• WORK REQUEST
From the listing below, copy each line that holds "Composition".

*** Begin section ***

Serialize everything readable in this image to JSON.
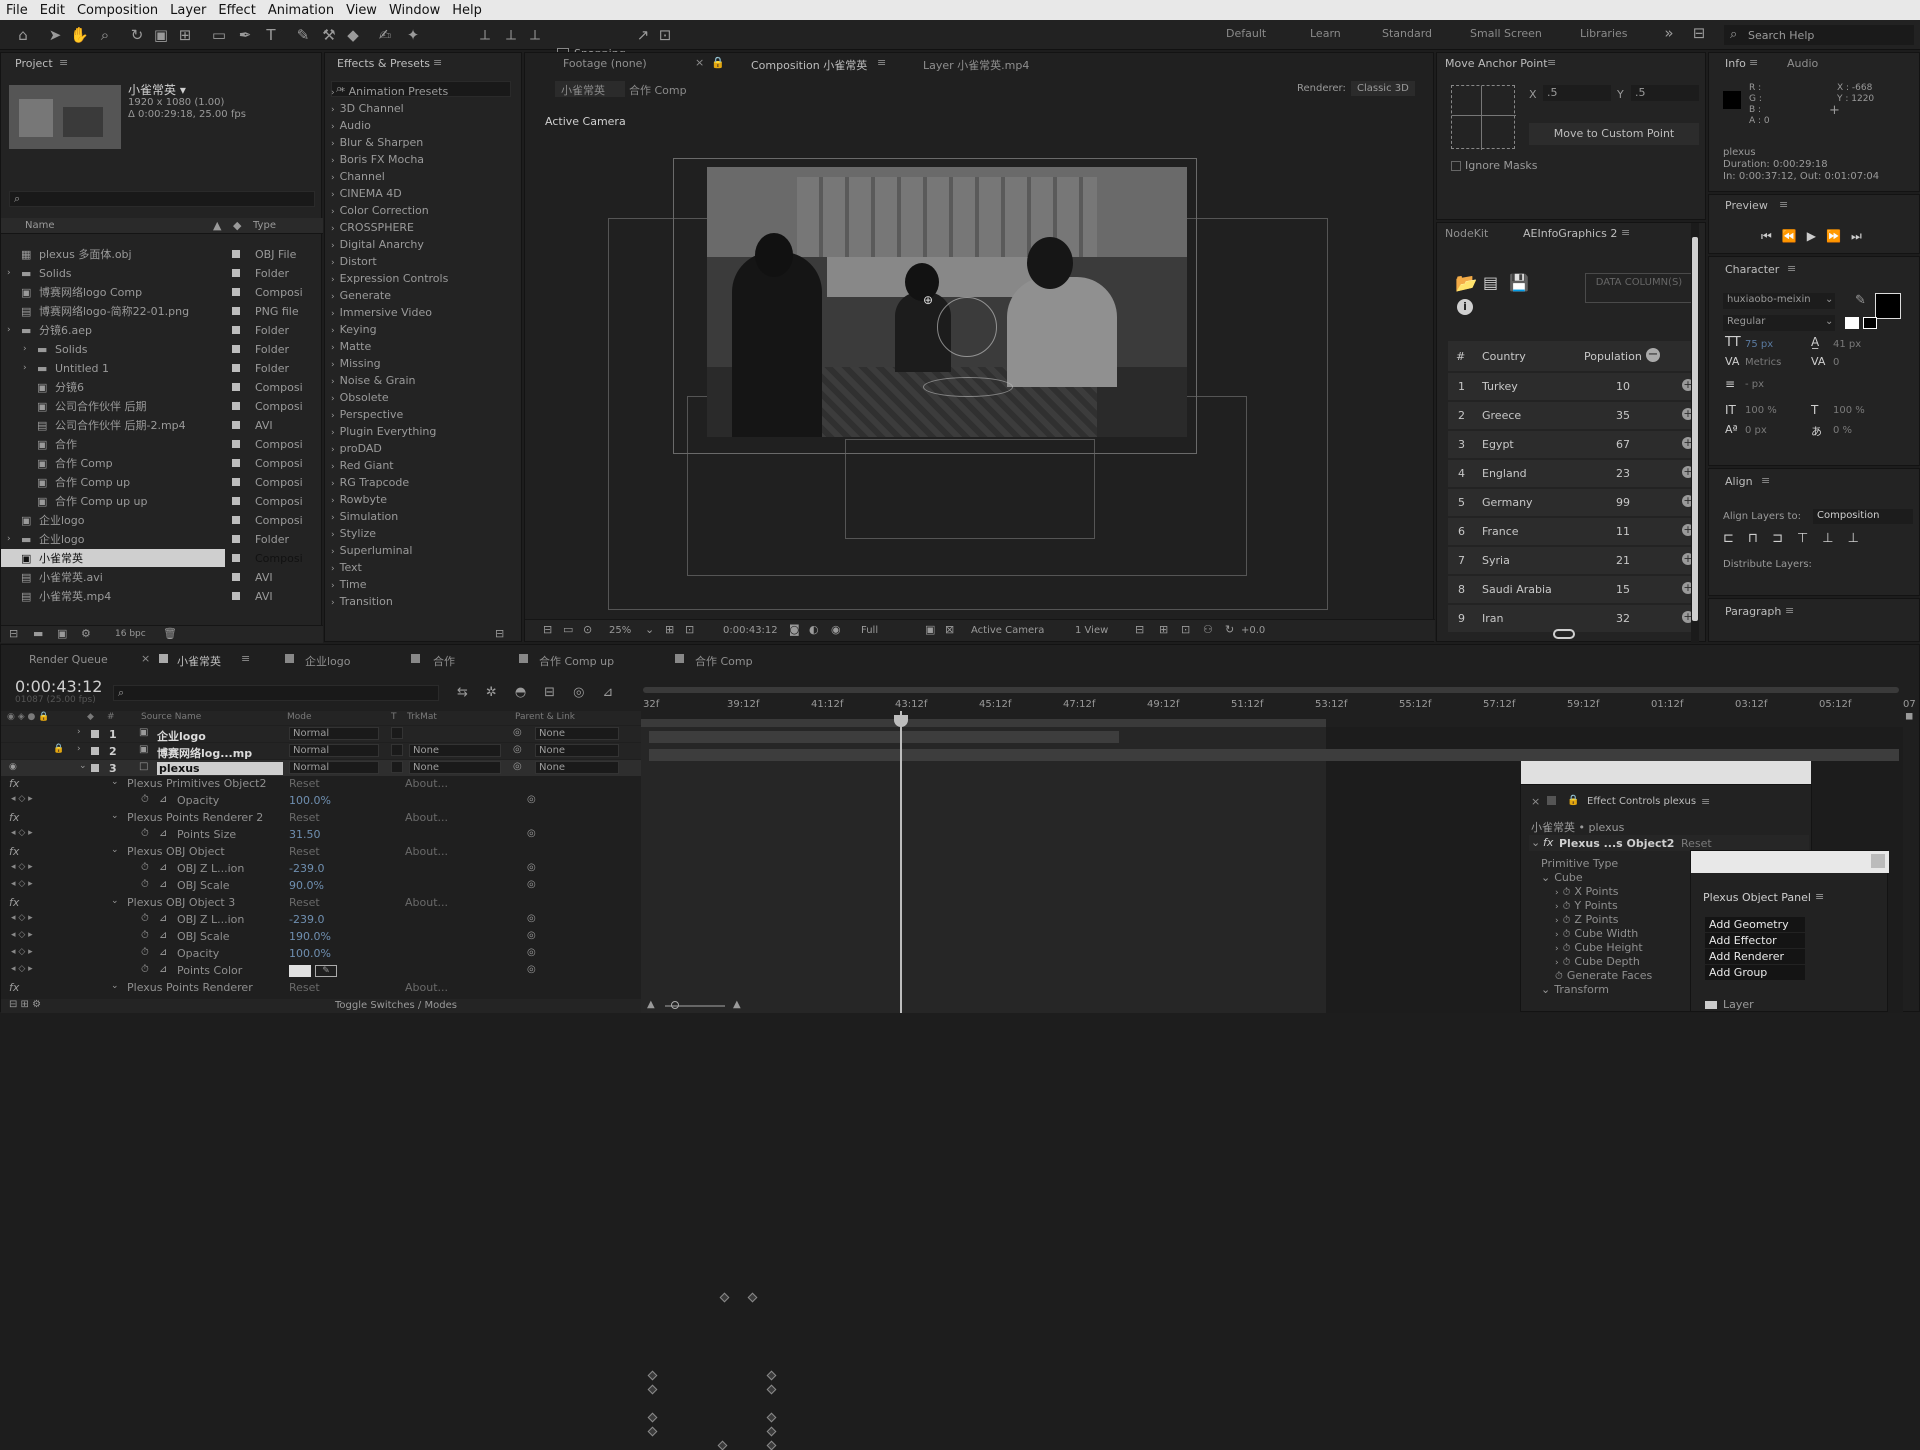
{
  "menu": [
    "File",
    "Edit",
    "Composition",
    "Layer",
    "Effect",
    "Animation",
    "View",
    "Window",
    "Help"
  ],
  "toolbar": {
    "snapping": "Snapping",
    "workspaces": [
      "Default",
      "Learn",
      "Standard",
      "Small Screen",
      "Libraries"
    ],
    "search_help": "Search Help"
  },
  "project": {
    "tab": "Project",
    "comp_name": "小雀常英 ▾",
    "comp_info": [
      "1920 x 1080 (1.00)",
      "Δ 0:00:29:18, 25.00 fps"
    ],
    "col_name": "Name",
    "col_type": "Type",
    "items": [
      {
        "name": "plexus 多面体.obj",
        "type": "OBJ File",
        "indent": 0,
        "icon": "obj"
      },
      {
        "name": "Solids",
        "type": "Folder",
        "indent": 0,
        "icon": "folder"
      },
      {
        "name": "博赛网络logo Comp",
        "type": "Composi",
        "indent": 0,
        "icon": "comp"
      },
      {
        "name": "博赛网络logo-简称22-01.png",
        "type": "PNG file",
        "indent": 0,
        "icon": "file"
      },
      {
        "name": "分镜6.aep",
        "type": "Folder",
        "indent": 0,
        "icon": "folder"
      },
      {
        "name": "Solids",
        "type": "Folder",
        "indent": 1,
        "icon": "folder"
      },
      {
        "name": "Untitled 1",
        "type": "Folder",
        "indent": 1,
        "icon": "folder"
      },
      {
        "name": "分镜6",
        "type": "Composi",
        "indent": 1,
        "icon": "comp"
      },
      {
        "name": "公司合作伙伴  后期",
        "type": "Composi",
        "indent": 1,
        "icon": "comp"
      },
      {
        "name": "公司合作伙伴  后期-2.mp4",
        "type": "AVI",
        "indent": 1,
        "icon": "file"
      },
      {
        "name": "合作",
        "type": "Composi",
        "indent": 1,
        "icon": "comp"
      },
      {
        "name": "合作 Comp",
        "type": "Composi",
        "indent": 1,
        "icon": "comp"
      },
      {
        "name": "合作 Comp up",
        "type": "Composi",
        "indent": 1,
        "icon": "comp"
      },
      {
        "name": "合作 Comp up  up",
        "type": "Composi",
        "indent": 1,
        "icon": "comp"
      },
      {
        "name": "企业logo",
        "type": "Composi",
        "indent": 0,
        "icon": "comp"
      },
      {
        "name": "企业logo",
        "type": "Folder",
        "indent": 0,
        "icon": "folder"
      },
      {
        "name": "小雀常英",
        "type": "Composi",
        "indent": 0,
        "icon": "comp"
      },
      {
        "name": "小雀常英.avi",
        "type": "AVI",
        "indent": 0,
        "icon": "file"
      },
      {
        "name": "小雀常英.mp4",
        "type": "AVI",
        "indent": 0,
        "icon": "file"
      }
    ],
    "bpc": "16 bpc"
  },
  "effects": {
    "tab": "Effects & Presets",
    "items": [
      "* Animation Presets",
      "3D Channel",
      "Audio",
      "Blur & Sharpen",
      "Boris FX Mocha",
      "Channel",
      "CINEMA 4D",
      "Color Correction",
      "CROSSPHERE",
      "Digital Anarchy",
      "Distort",
      "Expression Controls",
      "Generate",
      "Immersive Video",
      "Keying",
      "Matte",
      "Missing",
      "Noise & Grain",
      "Obsolete",
      "Perspective",
      "Plugin Everything",
      "proDAD",
      "Red Giant",
      "RG Trapcode",
      "Rowbyte",
      "Simulation",
      "Stylize",
      "Superluminal",
      "Text",
      "Time",
      "Transition"
    ]
  },
  "viewer": {
    "tab_footage": "Footage (none)",
    "tab_comp": "Composition 小雀常英",
    "tab_layer": "Layer 小雀常英.mp4",
    "crumb1": "小雀常英",
    "crumb2": "合作 Comp",
    "renderer_label": "Renderer:",
    "renderer": "Classic 3D",
    "active_camera": "Active Camera",
    "zoom": "25%",
    "timecode": "0:00:43:12",
    "resolution": "Full",
    "camera": "Active Camera",
    "views": "1 View",
    "exposure": "+0.0"
  },
  "anchor": {
    "tab": "Move Anchor Point",
    "x_label": "X",
    "x": ".5",
    "y_label": "Y",
    "y": ".5",
    "button": "Move to Custom Point",
    "ignore": "Ignore Masks"
  },
  "info": {
    "tab": "Info",
    "tab2": "Audio",
    "rgba": [
      "R :",
      "G :",
      "B :",
      "A : 0"
    ],
    "xy": [
      "X : -668",
      "Y : 1220"
    ],
    "layer": "plexus",
    "duration": "Duration: 0:00:29:18",
    "inout": "In: 0:00:37:12, Out: 0:01:07:04"
  },
  "preview": {
    "tab": "Preview"
  },
  "nodekit": {
    "tab1": "NodeKit",
    "tab2": "AEInfoGraphics 2",
    "data_btn": "DATA COLUMN(S)",
    "h_num": "#",
    "h_country": "Country",
    "h_pop": "Population",
    "rows": [
      {
        "n": "1",
        "country": "Turkey",
        "pop": "10"
      },
      {
        "n": "2",
        "country": "Greece",
        "pop": "35"
      },
      {
        "n": "3",
        "country": "Egypt",
        "pop": "67"
      },
      {
        "n": "4",
        "country": "England",
        "pop": "23"
      },
      {
        "n": "5",
        "country": "Germany",
        "pop": "99"
      },
      {
        "n": "6",
        "country": "France",
        "pop": "11"
      },
      {
        "n": "7",
        "country": "Syria",
        "pop": "21"
      },
      {
        "n": "8",
        "country": "Saudi Arabia",
        "pop": "15"
      },
      {
        "n": "9",
        "country": "Iran",
        "pop": "32"
      }
    ]
  },
  "character": {
    "tab": "Character",
    "font": "huxiaobo-meixin",
    "style": "Regular",
    "size": "75 px",
    "leading": "41 px",
    "metrics": "Metrics",
    "tracking": "0",
    "stroke": "- px",
    "vscale": "100 %",
    "hscale": "100 %",
    "baseline": "0 px",
    "tsume": "0 %"
  },
  "align": {
    "tab": "Align",
    "align_to_label": "Align Layers to:",
    "align_to": "Composition",
    "distribute": "Distribute Layers:"
  },
  "paragraph": {
    "tab": "Paragraph"
  },
  "timeline": {
    "render_queue": "Render Queue",
    "tabs": [
      "小雀常英",
      "企业logo",
      "合作",
      "合作 Comp up",
      "合作 Comp"
    ],
    "timecode": "0:00:43:12",
    "timecode_sub": "01087 (25.00 fps)",
    "col_num": "#",
    "col_source": "Source Name",
    "col_mode": "Mode",
    "col_t": "T",
    "col_trkmat": "TrkMat",
    "col_parent": "Parent & Link",
    "ruler": [
      "32f",
      "39:12f",
      "41:12f",
      "43:12f",
      "45:12f",
      "47:12f",
      "49:12f",
      "51:12f",
      "53:12f",
      "55:12f",
      "57:12f",
      "59:12f",
      "01:12f",
      "03:12f",
      "05:12f",
      "07"
    ],
    "layers": [
      {
        "num": "1",
        "name": "企业logo",
        "mode": "Normal",
        "trkmat": "",
        "parent": "None"
      },
      {
        "num": "2",
        "name": "博赛网络log...mp",
        "mode": "Normal",
        "trkmat": "None",
        "parent": "None"
      },
      {
        "num": "3",
        "name": "plexus",
        "mode": "Normal",
        "trkmat": "None",
        "parent": "None"
      }
    ],
    "props": [
      {
        "label": "Plexus Primitives Object2",
        "val": "Reset",
        "extra": "About...",
        "level": 1,
        "fx": true
      },
      {
        "label": "Opacity",
        "val": "100.0%",
        "level": 2
      },
      {
        "label": "Plexus Points Renderer 2",
        "val": "Reset",
        "extra": "About...",
        "level": 1,
        "fx": true
      },
      {
        "label": "Points Size",
        "val": "31.50",
        "level": 2
      },
      {
        "label": "Plexus OBJ Object",
        "val": "Reset",
        "extra": "About...",
        "level": 1,
        "fx": true
      },
      {
        "label": "OBJ Z L...ion",
        "val": "-239.0",
        "level": 2
      },
      {
        "label": "OBJ Scale",
        "val": "90.0%",
        "level": 2
      },
      {
        "label": "Plexus OBJ Object 3",
        "val": "Reset",
        "extra": "About...",
        "level": 1,
        "fx": true
      },
      {
        "label": "OBJ Z L...ion",
        "val": "-239.0",
        "level": 2
      },
      {
        "label": "OBJ Scale",
        "val": "190.0%",
        "level": 2
      },
      {
        "label": "Opacity",
        "val": "100.0%",
        "level": 2
      },
      {
        "label": "Points Color",
        "val": "",
        "level": 2
      },
      {
        "label": "Plexus Points Renderer",
        "val": "Reset",
        "extra": "About...",
        "level": 1,
        "fx": true
      }
    ],
    "toggle": "Toggle Switches / Modes"
  },
  "effect_controls": {
    "tab": "Effect Controls plexus",
    "path": "小雀常英 • plexus",
    "effect": "Plexus ...s Object2",
    "reset": "Reset",
    "items": [
      "Primitive Type",
      "Cube",
      "X Points",
      "Y Points",
      "Z Points",
      "Cube Width",
      "Cube Height",
      "Cube Depth",
      "Generate Faces",
      "Transform"
    ]
  },
  "plexus_panel": {
    "title": "Plexus Object Panel",
    "items": [
      "Add Geometry",
      "Add Effector",
      "Add Renderer",
      "Add Group"
    ],
    "layer_label": "Layer"
  }
}
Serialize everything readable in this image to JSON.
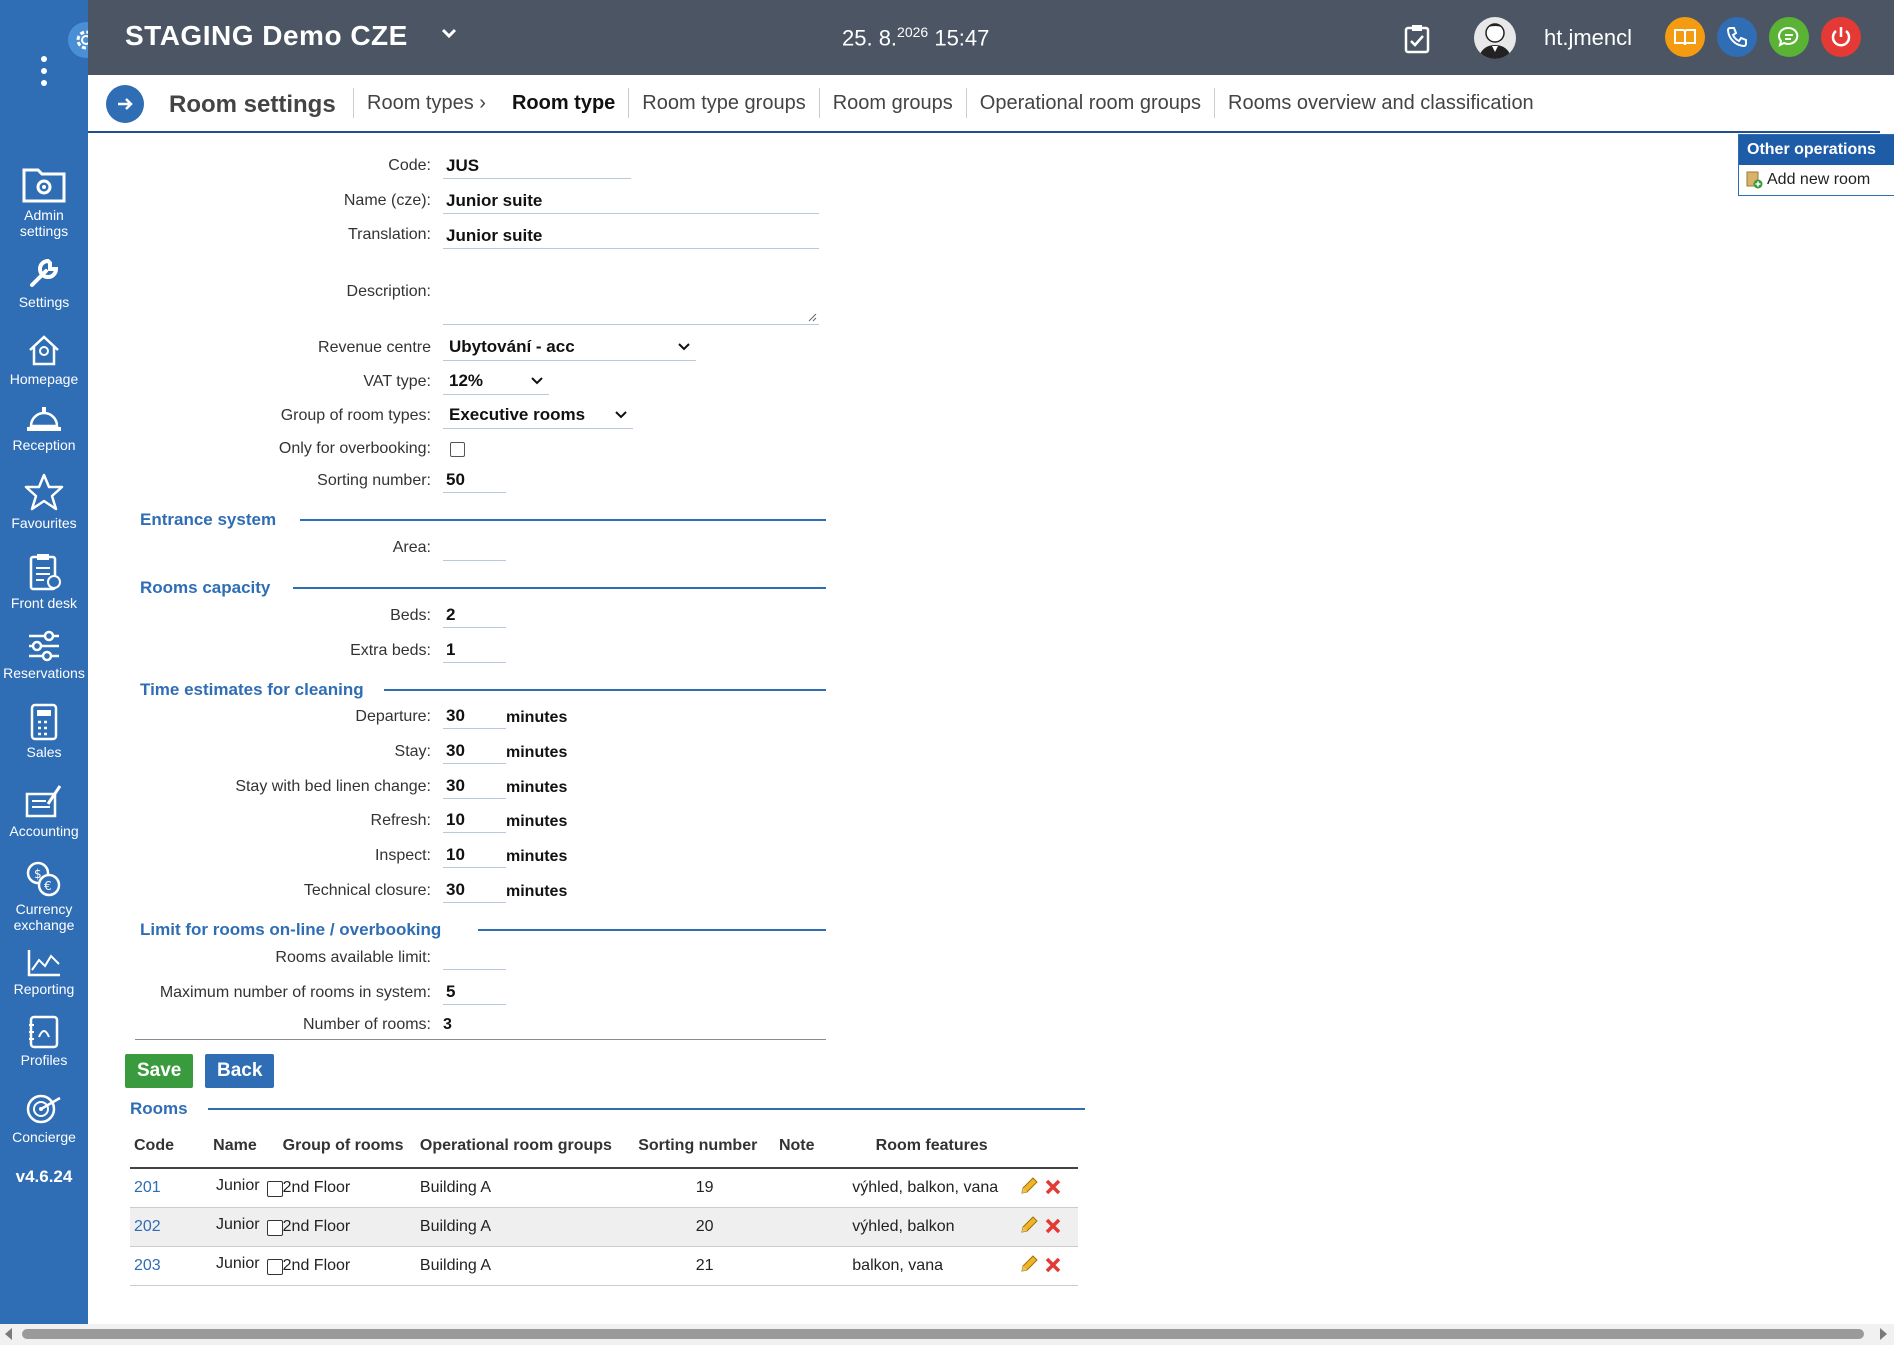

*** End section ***

• EXPECTED ANSWER
    "Composition",
    "tab_comp": "Composition 小雀常英",
    "align_to": "Composition",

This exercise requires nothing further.